▶ TASK MATERIAL
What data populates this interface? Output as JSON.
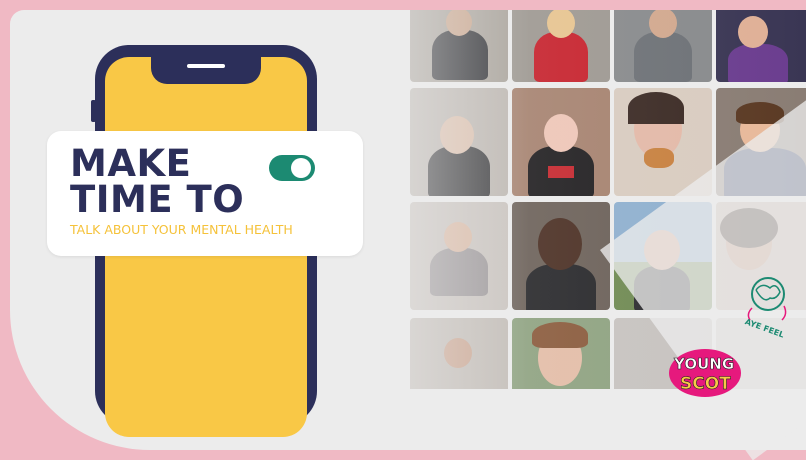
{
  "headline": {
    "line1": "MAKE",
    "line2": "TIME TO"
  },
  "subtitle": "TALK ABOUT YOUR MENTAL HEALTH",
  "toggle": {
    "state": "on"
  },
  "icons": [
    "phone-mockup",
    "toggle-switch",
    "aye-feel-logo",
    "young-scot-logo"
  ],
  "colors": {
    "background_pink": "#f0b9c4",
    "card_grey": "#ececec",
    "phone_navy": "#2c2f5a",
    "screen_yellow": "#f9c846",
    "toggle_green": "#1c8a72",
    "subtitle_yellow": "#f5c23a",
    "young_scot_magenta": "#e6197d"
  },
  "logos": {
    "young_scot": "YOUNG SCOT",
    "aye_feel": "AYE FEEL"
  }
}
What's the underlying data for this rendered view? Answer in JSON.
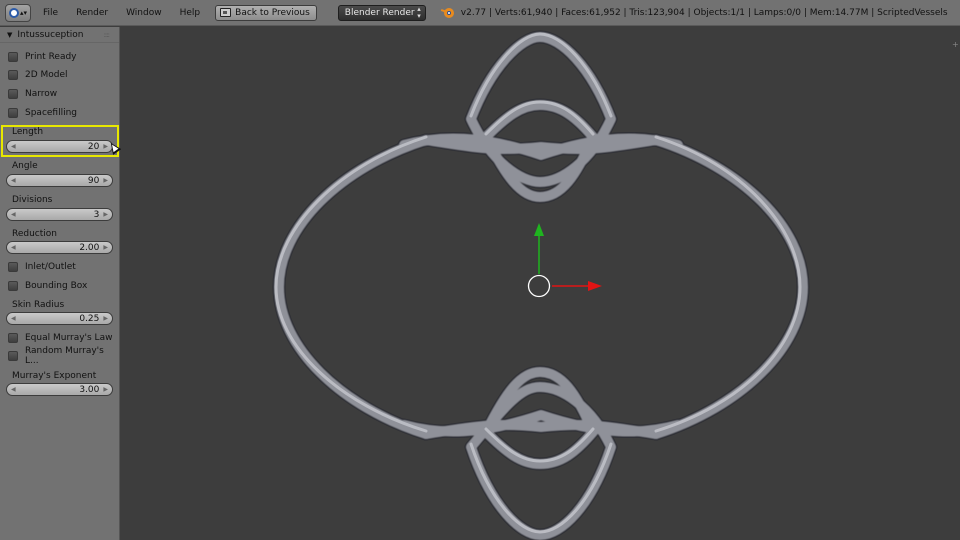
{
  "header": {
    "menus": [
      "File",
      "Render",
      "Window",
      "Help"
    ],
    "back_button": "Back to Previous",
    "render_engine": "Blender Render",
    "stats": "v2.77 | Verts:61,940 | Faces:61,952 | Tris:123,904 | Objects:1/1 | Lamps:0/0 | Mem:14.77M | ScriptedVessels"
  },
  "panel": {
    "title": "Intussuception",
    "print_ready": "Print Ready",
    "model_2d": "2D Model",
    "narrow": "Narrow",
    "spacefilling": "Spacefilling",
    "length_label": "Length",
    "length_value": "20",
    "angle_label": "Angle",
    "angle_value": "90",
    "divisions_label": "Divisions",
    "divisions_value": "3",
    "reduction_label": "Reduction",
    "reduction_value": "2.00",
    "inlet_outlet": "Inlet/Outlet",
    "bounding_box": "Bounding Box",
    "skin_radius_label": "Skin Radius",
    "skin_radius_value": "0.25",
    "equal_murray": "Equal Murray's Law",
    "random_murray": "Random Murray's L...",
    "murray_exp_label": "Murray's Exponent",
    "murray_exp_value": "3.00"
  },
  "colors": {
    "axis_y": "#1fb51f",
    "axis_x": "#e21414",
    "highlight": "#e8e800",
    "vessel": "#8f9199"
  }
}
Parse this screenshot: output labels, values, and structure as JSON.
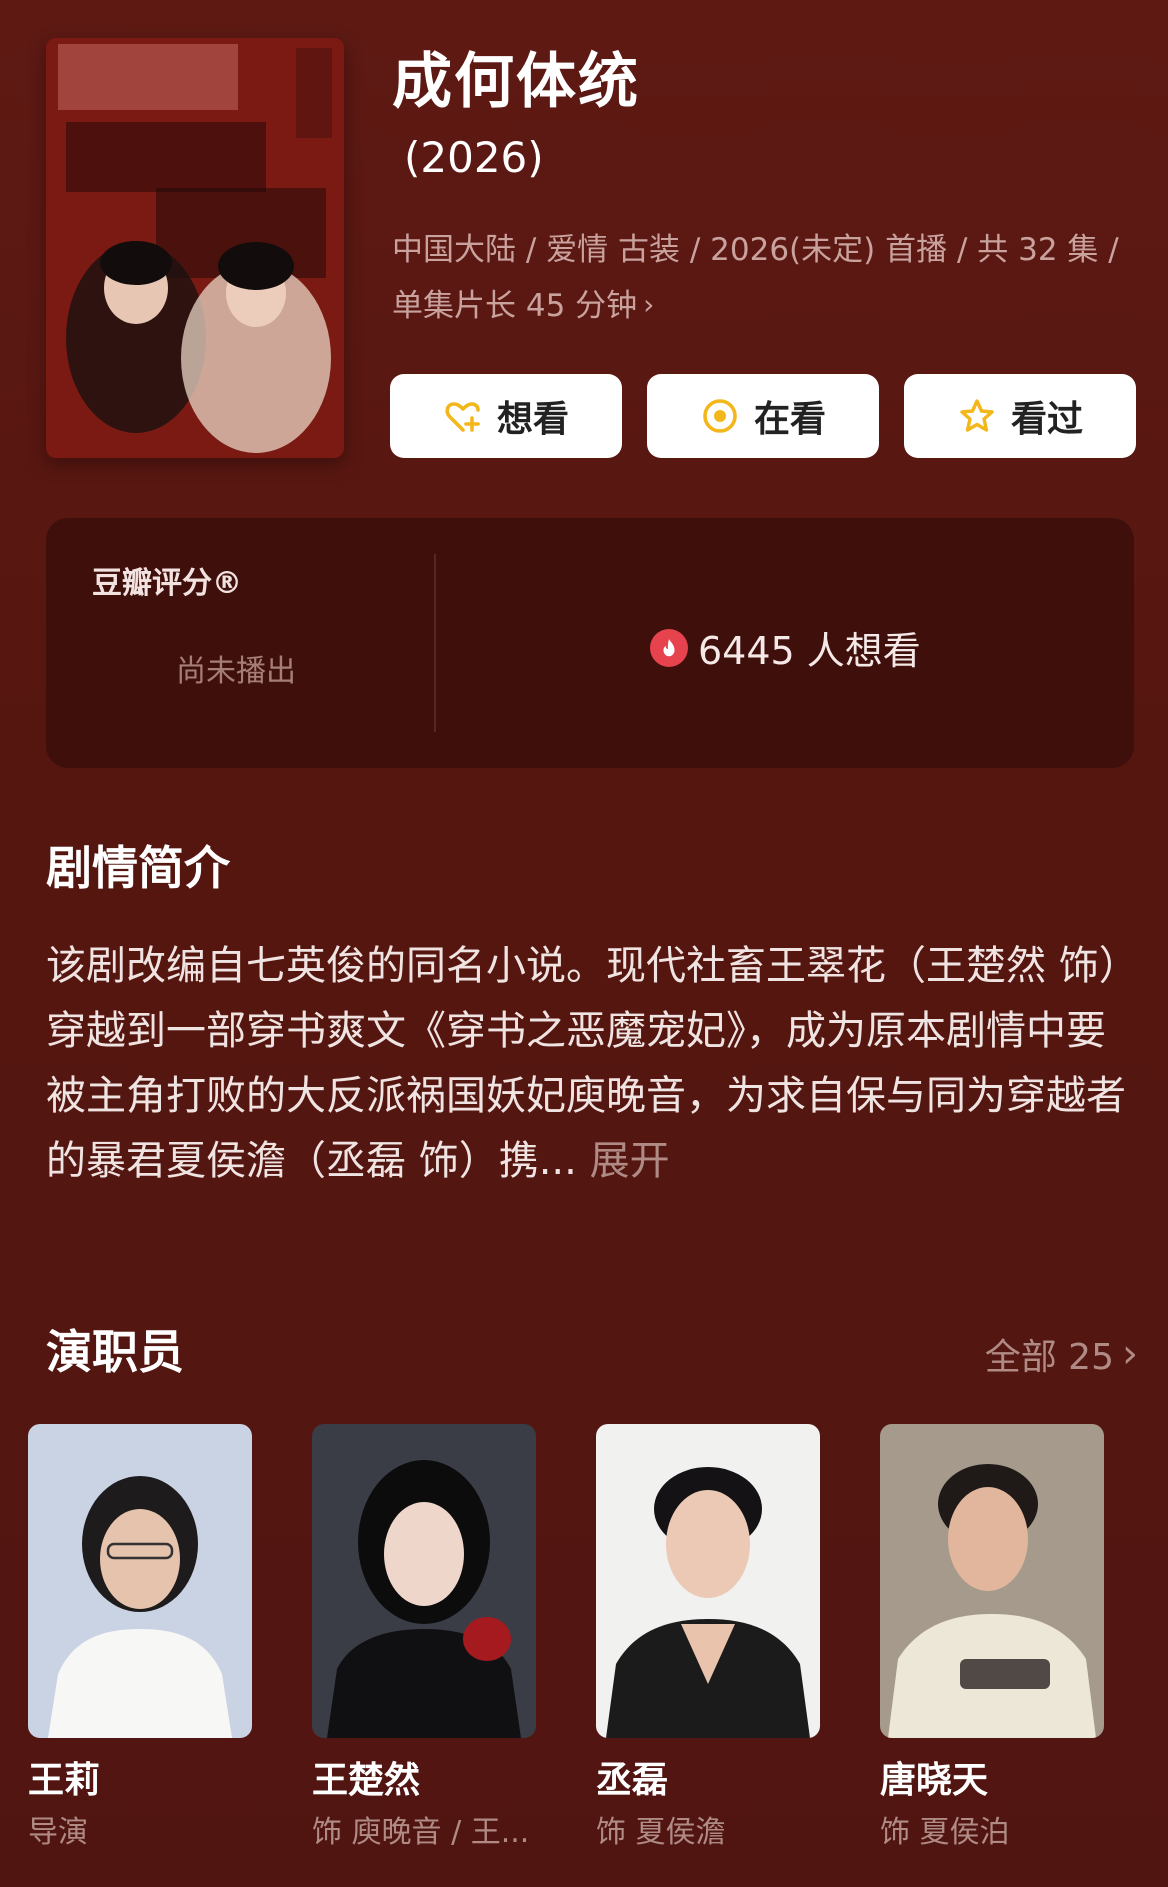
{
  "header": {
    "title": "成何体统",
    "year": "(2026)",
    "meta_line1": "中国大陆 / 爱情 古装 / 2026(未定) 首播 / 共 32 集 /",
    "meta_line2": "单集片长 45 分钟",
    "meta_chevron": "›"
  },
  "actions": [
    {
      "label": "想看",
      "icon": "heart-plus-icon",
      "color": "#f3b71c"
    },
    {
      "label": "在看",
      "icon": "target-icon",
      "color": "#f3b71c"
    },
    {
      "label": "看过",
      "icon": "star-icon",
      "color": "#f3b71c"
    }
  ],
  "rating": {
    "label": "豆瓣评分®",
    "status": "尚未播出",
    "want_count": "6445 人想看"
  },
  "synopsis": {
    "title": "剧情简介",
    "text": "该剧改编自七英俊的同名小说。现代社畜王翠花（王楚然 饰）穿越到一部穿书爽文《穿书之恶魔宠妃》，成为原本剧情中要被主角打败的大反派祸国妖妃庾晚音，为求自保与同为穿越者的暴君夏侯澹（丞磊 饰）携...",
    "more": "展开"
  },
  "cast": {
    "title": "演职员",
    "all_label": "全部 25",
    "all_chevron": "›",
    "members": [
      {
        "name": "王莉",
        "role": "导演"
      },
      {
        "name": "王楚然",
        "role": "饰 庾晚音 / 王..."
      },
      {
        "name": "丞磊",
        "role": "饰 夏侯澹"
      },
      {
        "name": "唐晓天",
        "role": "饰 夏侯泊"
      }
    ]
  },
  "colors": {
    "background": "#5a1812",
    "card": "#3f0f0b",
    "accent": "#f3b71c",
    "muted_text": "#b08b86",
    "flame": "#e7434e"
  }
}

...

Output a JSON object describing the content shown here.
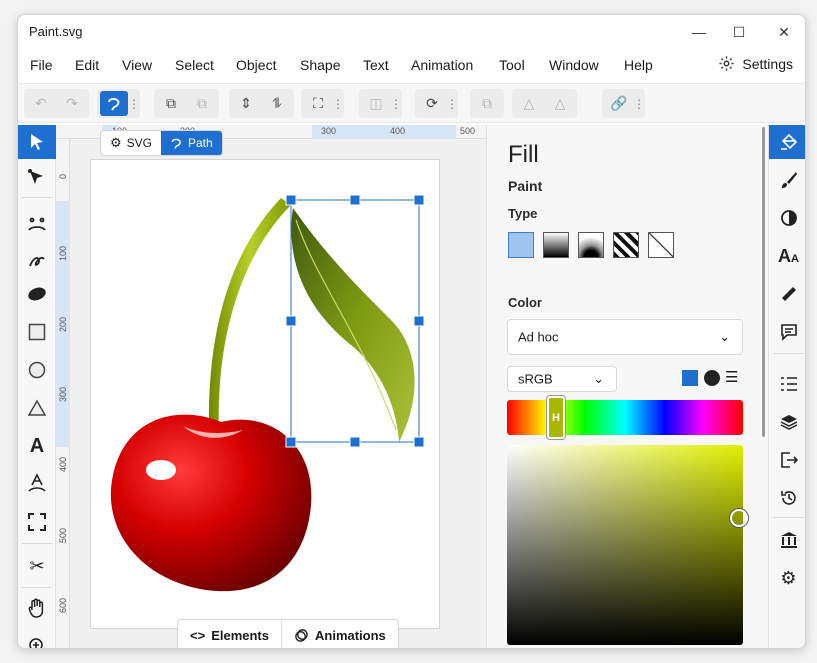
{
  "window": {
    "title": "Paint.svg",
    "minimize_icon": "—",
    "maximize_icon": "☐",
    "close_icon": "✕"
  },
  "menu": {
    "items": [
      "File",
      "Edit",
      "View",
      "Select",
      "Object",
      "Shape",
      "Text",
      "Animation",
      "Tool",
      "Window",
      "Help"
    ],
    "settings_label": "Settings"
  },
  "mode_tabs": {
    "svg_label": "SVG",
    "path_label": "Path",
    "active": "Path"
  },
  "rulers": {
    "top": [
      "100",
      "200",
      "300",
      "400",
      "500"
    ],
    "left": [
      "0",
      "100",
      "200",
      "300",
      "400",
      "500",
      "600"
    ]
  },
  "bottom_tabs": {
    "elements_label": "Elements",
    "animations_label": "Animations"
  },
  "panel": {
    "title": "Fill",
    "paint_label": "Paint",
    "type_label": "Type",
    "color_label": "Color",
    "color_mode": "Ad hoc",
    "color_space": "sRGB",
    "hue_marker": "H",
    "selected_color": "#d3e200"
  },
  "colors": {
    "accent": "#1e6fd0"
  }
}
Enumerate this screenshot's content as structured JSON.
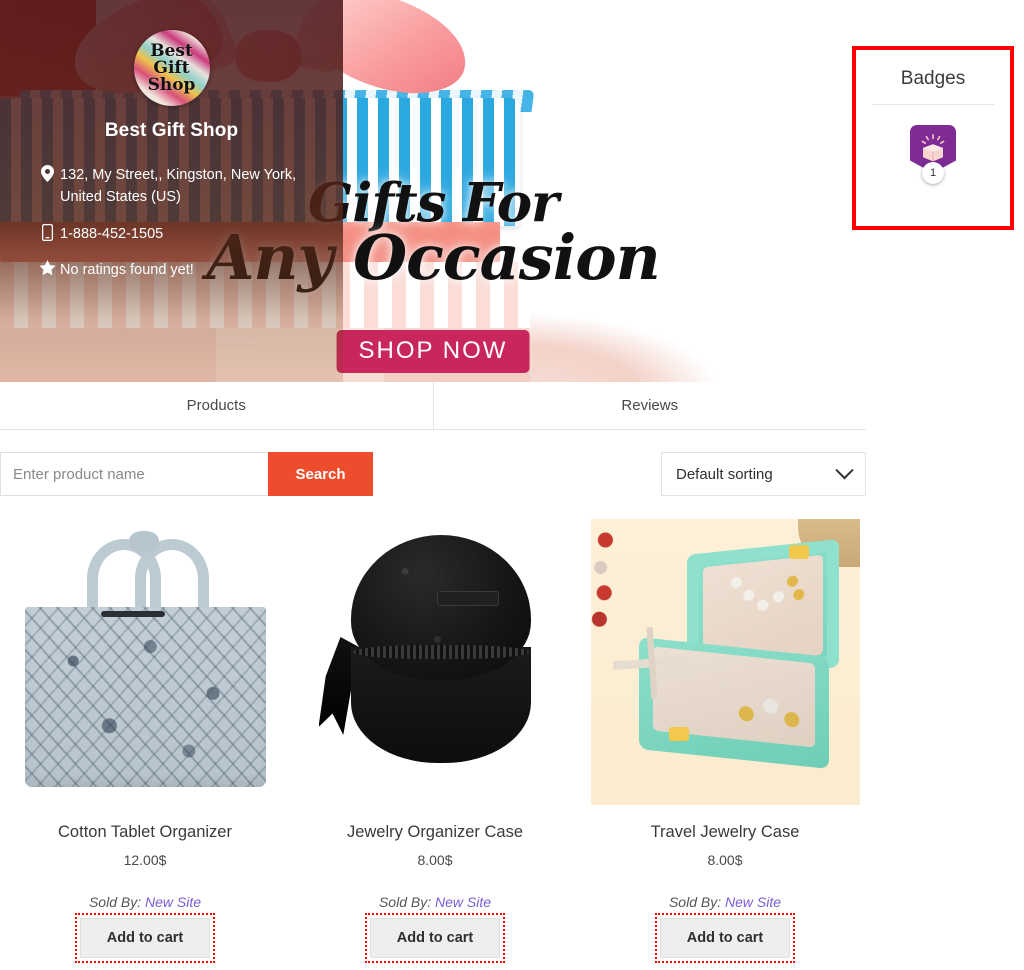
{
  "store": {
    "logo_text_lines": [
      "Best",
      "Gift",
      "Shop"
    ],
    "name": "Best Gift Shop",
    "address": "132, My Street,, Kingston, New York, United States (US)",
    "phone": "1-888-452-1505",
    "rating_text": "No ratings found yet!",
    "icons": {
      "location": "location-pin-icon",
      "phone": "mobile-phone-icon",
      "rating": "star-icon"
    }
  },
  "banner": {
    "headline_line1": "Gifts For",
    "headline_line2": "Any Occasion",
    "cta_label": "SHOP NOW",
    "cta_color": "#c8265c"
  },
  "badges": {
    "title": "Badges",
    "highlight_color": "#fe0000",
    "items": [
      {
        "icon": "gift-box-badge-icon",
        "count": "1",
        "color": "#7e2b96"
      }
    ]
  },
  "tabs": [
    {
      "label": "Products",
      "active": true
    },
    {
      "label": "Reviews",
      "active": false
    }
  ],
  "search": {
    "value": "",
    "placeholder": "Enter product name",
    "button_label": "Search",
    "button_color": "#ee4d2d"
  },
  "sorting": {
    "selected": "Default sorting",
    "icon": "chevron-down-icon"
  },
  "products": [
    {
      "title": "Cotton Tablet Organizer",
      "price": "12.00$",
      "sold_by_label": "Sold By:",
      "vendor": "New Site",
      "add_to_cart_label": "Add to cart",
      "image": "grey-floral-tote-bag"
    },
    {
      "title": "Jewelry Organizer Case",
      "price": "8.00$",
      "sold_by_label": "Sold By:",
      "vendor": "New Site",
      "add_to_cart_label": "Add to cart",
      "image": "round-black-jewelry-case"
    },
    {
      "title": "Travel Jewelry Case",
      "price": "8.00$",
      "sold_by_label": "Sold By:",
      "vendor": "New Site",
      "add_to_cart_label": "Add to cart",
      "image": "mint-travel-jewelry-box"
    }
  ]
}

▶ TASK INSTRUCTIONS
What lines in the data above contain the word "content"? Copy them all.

▶ FINISHED TASK
Output a JSON object describing the content shown here.
Enumerate this screenshot's content as structured JSON.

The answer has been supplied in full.